What the exercise asks - Find the string "instellen" in the records and copy each line where it occurs.

Given information -
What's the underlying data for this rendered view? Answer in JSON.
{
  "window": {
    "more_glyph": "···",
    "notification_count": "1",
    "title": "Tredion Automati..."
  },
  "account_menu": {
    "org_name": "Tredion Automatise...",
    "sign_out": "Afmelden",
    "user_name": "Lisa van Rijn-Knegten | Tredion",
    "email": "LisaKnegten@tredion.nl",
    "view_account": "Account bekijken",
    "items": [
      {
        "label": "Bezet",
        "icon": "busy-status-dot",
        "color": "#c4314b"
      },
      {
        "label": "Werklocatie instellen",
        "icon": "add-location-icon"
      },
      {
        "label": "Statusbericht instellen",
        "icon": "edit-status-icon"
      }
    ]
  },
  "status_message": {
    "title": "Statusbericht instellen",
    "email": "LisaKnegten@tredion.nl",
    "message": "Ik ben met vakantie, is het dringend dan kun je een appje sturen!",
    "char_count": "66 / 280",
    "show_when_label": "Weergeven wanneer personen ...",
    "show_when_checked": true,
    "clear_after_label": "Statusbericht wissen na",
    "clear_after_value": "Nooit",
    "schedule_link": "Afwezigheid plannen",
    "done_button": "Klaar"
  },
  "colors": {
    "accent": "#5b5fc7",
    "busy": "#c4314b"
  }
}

Task result -
        "label": "Werklocatie instellen",
        "label": "Statusbericht instellen",
    "title": "Statusbericht instellen",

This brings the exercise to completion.